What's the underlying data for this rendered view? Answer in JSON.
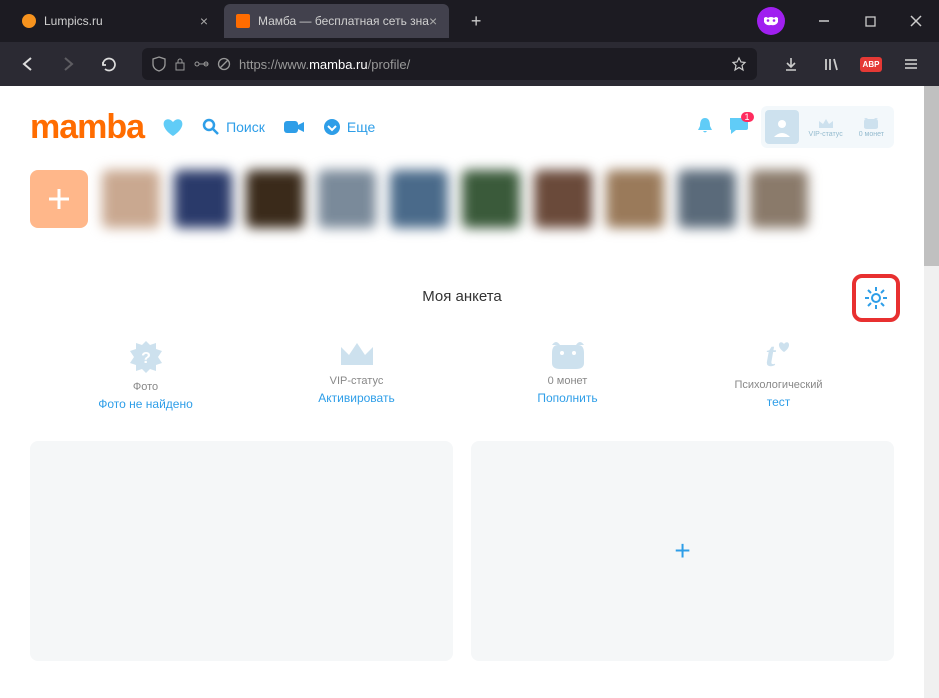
{
  "browser": {
    "tabs": [
      {
        "title": "Lumpics.ru",
        "active": false
      },
      {
        "title": "Мамба — бесплатная сеть зна",
        "active": true
      }
    ],
    "url_prefix": "https://www.",
    "url_domain": "mamba.ru",
    "url_path": "/profile/"
  },
  "header": {
    "logo": "mamba",
    "nav": {
      "search": "Поиск",
      "more": "Еще"
    },
    "user": {
      "vip": "VIP-статус",
      "coins": "0 монет"
    },
    "messages_badge": "1"
  },
  "section_title": "Моя анкета",
  "cards": {
    "photo": {
      "label": "Фото",
      "action": "Фото не найдено"
    },
    "vip": {
      "label": "VIP-статус",
      "action": "Активировать"
    },
    "coins": {
      "label": "0 монет",
      "action": "Пополнить"
    },
    "test": {
      "label": "Психологический",
      "action": "тест"
    }
  },
  "photo_colors": [
    "#c9a890",
    "#2a3a6a",
    "#3a2a1a",
    "#7a8a9a",
    "#4a6a8a",
    "#3a5a3a",
    "#6a4a3a",
    "#9a7a5a",
    "#5a6a7a",
    "#8a7a6a"
  ]
}
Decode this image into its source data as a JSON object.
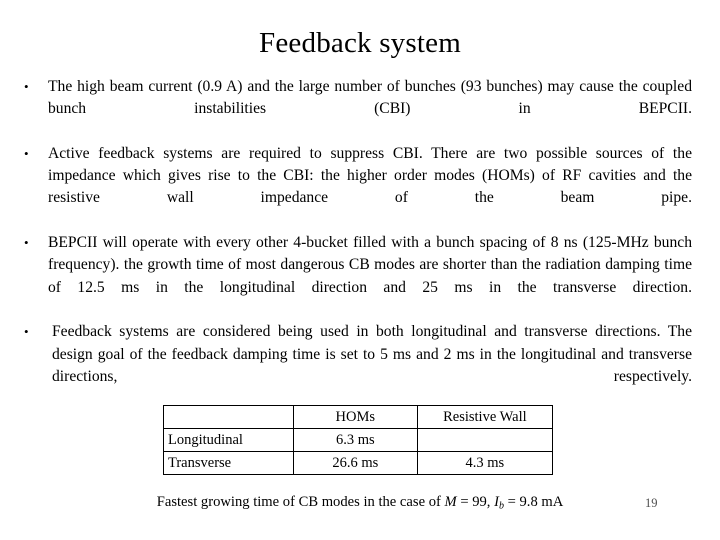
{
  "slide": {
    "title": "Feedback system",
    "bullets": [
      {
        "marker": "•",
        "text": "The high beam current (0.9 A) and the large number of bunches (93 bunches) may cause the coupled bunch instabilities (CBI) in BEPCII."
      },
      {
        "marker": "•",
        "text": "Active feedback systems are required to suppress CBI. There are two possible sources of the impedance which gives rise to the CBI: the higher order modes (HOMs) of RF cavities and the resistive wall impedance of the beam pipe."
      },
      {
        "marker": "•",
        "text": "BEPCII will operate with every other 4-bucket filled with a bunch spacing of 8 ns (125-MHz bunch frequency). the growth time of most dangerous CB modes are shorter than the radiation damping time of 12.5 ms in the longitudinal direction and 25 ms in the transverse direction."
      },
      {
        "marker": "•",
        "text": "Feedback systems are considered being used in both longitudinal and transverse directions. The design goal of the feedback damping time is set to 5 ms and 2 ms in the longitudinal and transverse directions, respectively."
      }
    ],
    "table": {
      "headers": [
        "",
        "HOMs",
        "Resistive Wall"
      ],
      "rows": [
        [
          "Longitudinal",
          "6.3 ms",
          ""
        ],
        [
          "Transverse",
          "26.6 ms",
          "4.3 ms"
        ]
      ]
    },
    "caption": {
      "part1": "Fastest growing time of CB modes in the case of ",
      "sym_m": "M",
      "eq_m": " = 99, ",
      "sym_i": "I",
      "sub_i": "b",
      "eq_i": " = 9.8 mA"
    },
    "page_number": "19"
  }
}
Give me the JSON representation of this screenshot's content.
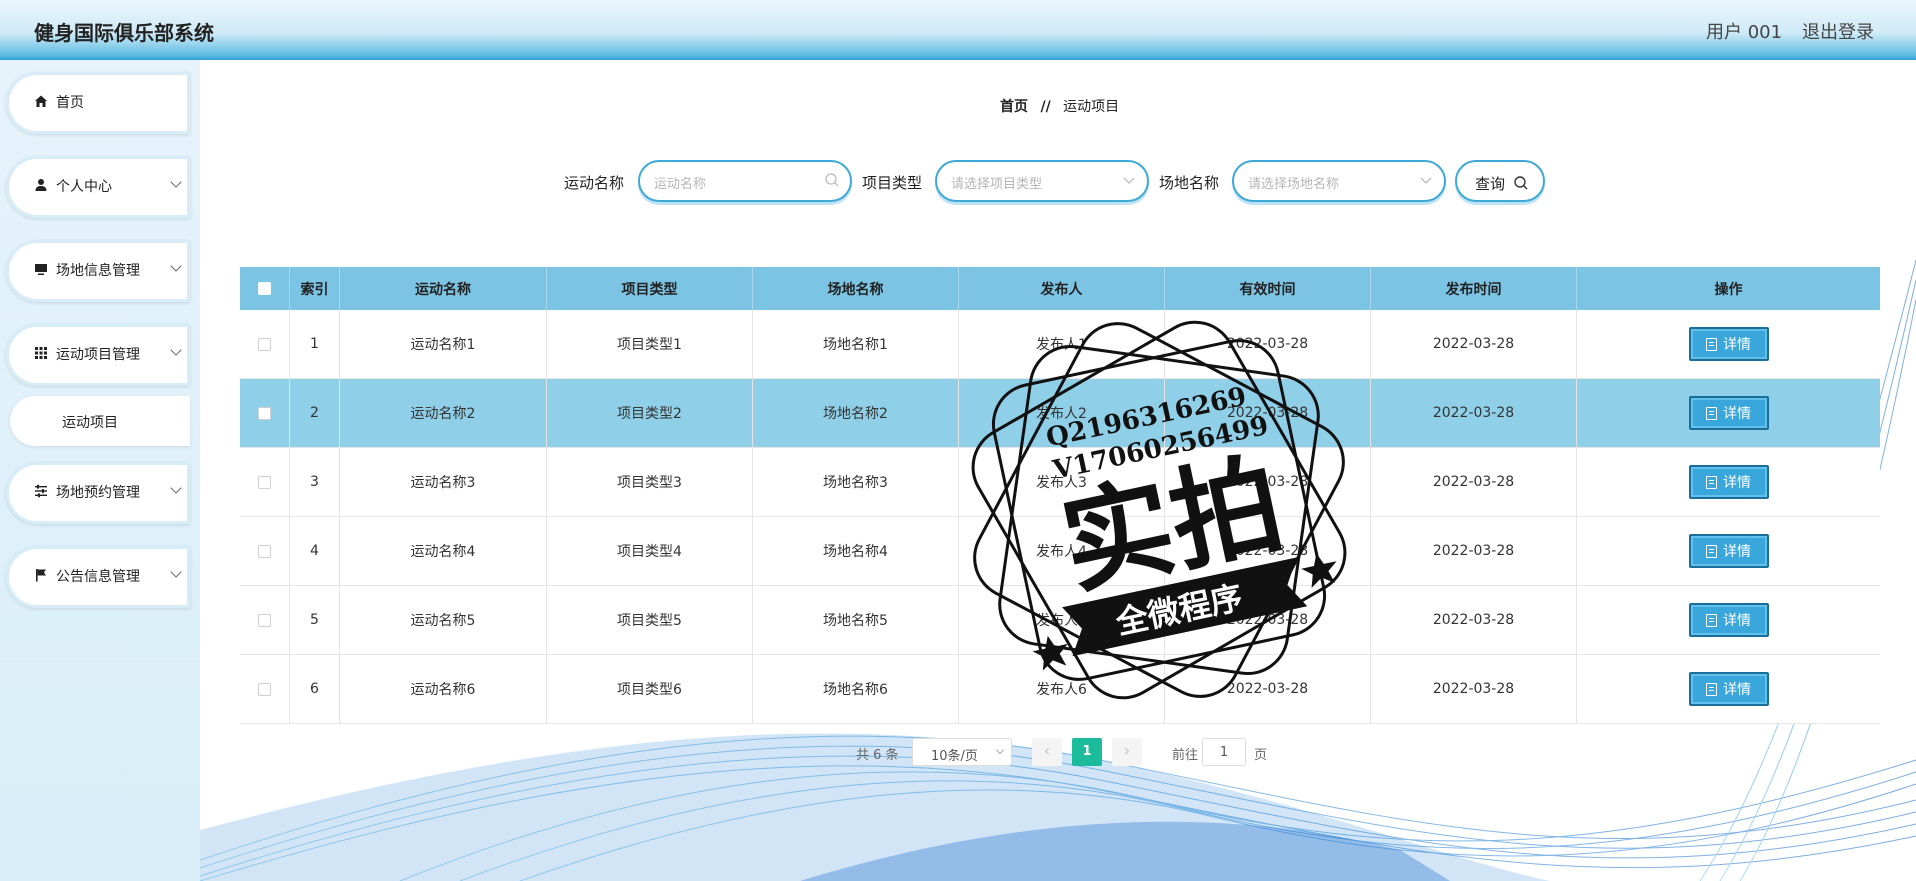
{
  "header": {
    "title": "健身国际俱乐部系统",
    "user": "用户 001",
    "logout": "退出登录"
  },
  "sidebar": {
    "items": [
      {
        "label": "首页",
        "icon": "home-icon",
        "arrow": false
      },
      {
        "label": "个人中心",
        "icon": "user-icon",
        "arrow": true
      },
      {
        "label": "场地信息管理",
        "icon": "monitor-icon",
        "arrow": true
      },
      {
        "label": "运动项目管理",
        "icon": "grid-icon",
        "arrow": true
      },
      {
        "label": "场地预约管理",
        "icon": "sliders-icon",
        "arrow": true
      },
      {
        "label": "公告信息管理",
        "icon": "flag-icon",
        "arrow": true
      }
    ],
    "submenu": {
      "label": "运动项目"
    }
  },
  "breadcrumb": {
    "home": "首页",
    "separator": "//",
    "current": "运动项目"
  },
  "search": {
    "name_label": "运动名称",
    "name_placeholder": "运动名称",
    "type_label": "项目类型",
    "type_placeholder": "请选择项目类型",
    "venue_label": "场地名称",
    "venue_placeholder": "请选择场地名称",
    "button_label": "查询"
  },
  "table": {
    "headers": [
      "索引",
      "运动名称",
      "项目类型",
      "场地名称",
      "发布人",
      "有效时间",
      "发布时间",
      "操作"
    ],
    "rows": [
      {
        "index": "1",
        "name": "运动名称1",
        "type": "项目类型1",
        "venue": "场地名称1",
        "publisher": "发布人1",
        "valid": "2022-03-28",
        "published": "2022-03-28",
        "action": "详情"
      },
      {
        "index": "2",
        "name": "运动名称2",
        "type": "项目类型2",
        "venue": "场地名称2",
        "publisher": "发布人2",
        "valid": "2022-03-28",
        "published": "2022-03-28",
        "action": "详情"
      },
      {
        "index": "3",
        "name": "运动名称3",
        "type": "项目类型3",
        "venue": "场地名称3",
        "publisher": "发布人3",
        "valid": "2022-03-28",
        "published": "2022-03-28",
        "action": "详情"
      },
      {
        "index": "4",
        "name": "运动名称4",
        "type": "项目类型4",
        "venue": "场地名称4",
        "publisher": "发布人4",
        "valid": "2022-03-28",
        "published": "2022-03-28",
        "action": "详情"
      },
      {
        "index": "5",
        "name": "运动名称5",
        "type": "项目类型5",
        "venue": "场地名称5",
        "publisher": "发布人5",
        "valid": "2022-03-28",
        "published": "2022-03-28",
        "action": "详情"
      },
      {
        "index": "6",
        "name": "运动名称6",
        "type": "项目类型6",
        "venue": "场地名称6",
        "publisher": "发布人6",
        "valid": "2022-03-28",
        "published": "2022-03-28",
        "action": "详情"
      }
    ]
  },
  "pagination": {
    "total": "共 6 条",
    "page_size": "10条/页",
    "current": "1",
    "goto_label": "前往",
    "goto_value": "1",
    "page_suffix": "页"
  },
  "watermark": {
    "line1": "Q2196316269",
    "line2": "V17060256499",
    "main": "实拍",
    "banner": "全微程序"
  },
  "colors": {
    "header_accent": "#2aa0d6",
    "table_header": "#7cc4e4",
    "row_highlight": "#8fcfe8",
    "detail_button": "#3aa7dc",
    "page_active": "#1bbc9b"
  }
}
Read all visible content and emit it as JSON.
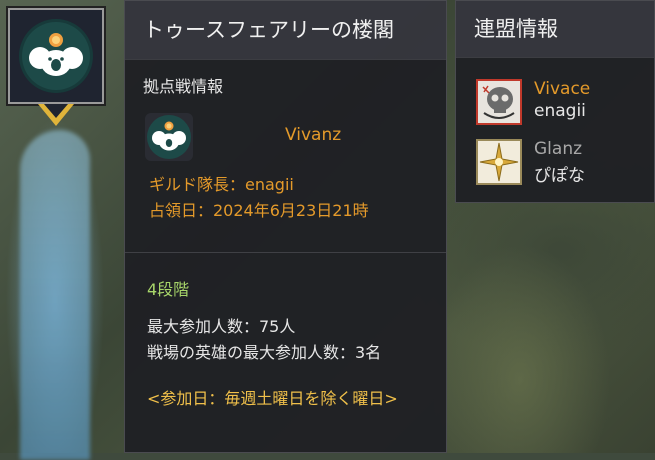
{
  "map": {
    "marker_colors": {
      "frame": "#9a9a9a",
      "pointer": "#e0b43a",
      "emblem_bg": "#173a3a"
    }
  },
  "territory": {
    "title": "トゥースフェアリーの楼閣",
    "section_label": "拠点戦情報",
    "guild_name": "Vivanz",
    "leader_line": "ギルド隊長：enagii",
    "occupied_line": "占領日：2024年6月23日21時",
    "stage": "4段階",
    "max_participants": "最大参加人数：75人",
    "hero_max": "戦場の英雄の最大参加人数：3名",
    "participation_days": "<参加日：毎週土曜日を除く曜日>"
  },
  "alliance": {
    "title": "連盟情報",
    "items": [
      {
        "name": "Vivace",
        "leader": "enagii",
        "name_color": "#e49a2a",
        "emblem": "skull-emblem-icon"
      },
      {
        "name": "Glanz",
        "leader": "ぴぽな",
        "name_color": "#a8a8a8",
        "emblem": "star-emblem-icon"
      }
    ]
  },
  "colors": {
    "orange": "#e49a2a",
    "green": "#a8d66a",
    "yellow": "#f0c04a",
    "panel_bg": "#1f2024"
  }
}
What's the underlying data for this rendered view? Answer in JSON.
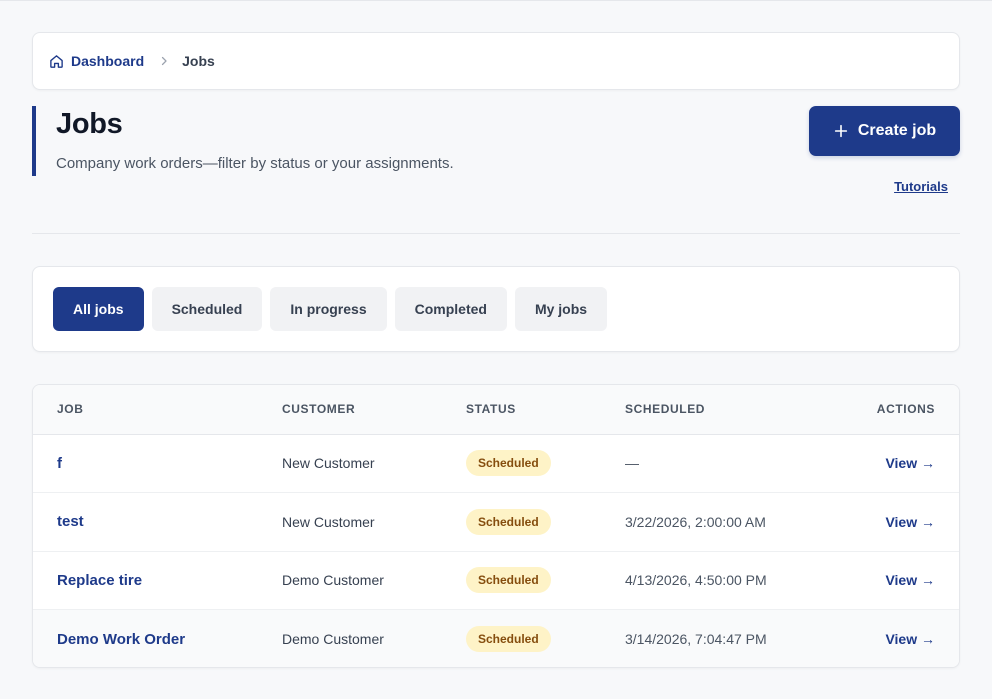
{
  "breadcrumb": {
    "home_label": "Dashboard",
    "current_label": "Jobs"
  },
  "header": {
    "title": "Jobs",
    "subtitle": "Company work orders—filter by status or your assignments.",
    "create_button_label": "Create job",
    "tutorials_link": "Tutorials"
  },
  "filters": [
    {
      "label": "All jobs",
      "active": true
    },
    {
      "label": "Scheduled",
      "active": false
    },
    {
      "label": "In progress",
      "active": false
    },
    {
      "label": "Completed",
      "active": false
    },
    {
      "label": "My jobs",
      "active": false
    }
  ],
  "table": {
    "columns": [
      "JOB",
      "CUSTOMER",
      "STATUS",
      "SCHEDULED",
      "ACTIONS"
    ],
    "rows": [
      {
        "job": "f",
        "customer": "New Customer",
        "status": "Scheduled",
        "scheduled": "—",
        "action": "View →"
      },
      {
        "job": "test",
        "customer": "New Customer",
        "status": "Scheduled",
        "scheduled": "3/22/2026, 2:00:00 AM",
        "action": "View →"
      },
      {
        "job": "Replace tire",
        "customer": "Demo Customer",
        "status": "Scheduled",
        "scheduled": "4/13/2026, 4:50:00 PM",
        "action": "View →"
      },
      {
        "job": "Demo Work Order",
        "customer": "Demo Customer",
        "status": "Scheduled",
        "scheduled": "3/14/2026, 7:04:47 PM",
        "action": "View →"
      }
    ]
  },
  "colors": {
    "primary": "#1e3a8a",
    "badge_bg": "#fef3c7",
    "badge_text": "#854d0e",
    "page_bg": "#f7f8fa"
  },
  "icons": {
    "home": "home-icon",
    "separator": "chevron-right-icon",
    "create": "plus-icon"
  }
}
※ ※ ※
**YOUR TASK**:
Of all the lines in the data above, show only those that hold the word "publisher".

**EXERCISE ANSWER**:
        "publisher": "发布人1",
        "publisher": "发布人2",
        "publisher": "发布人3",
        "publisher": "发布人4",
        "publisher": "发布人5",
        "publisher": "发布人6",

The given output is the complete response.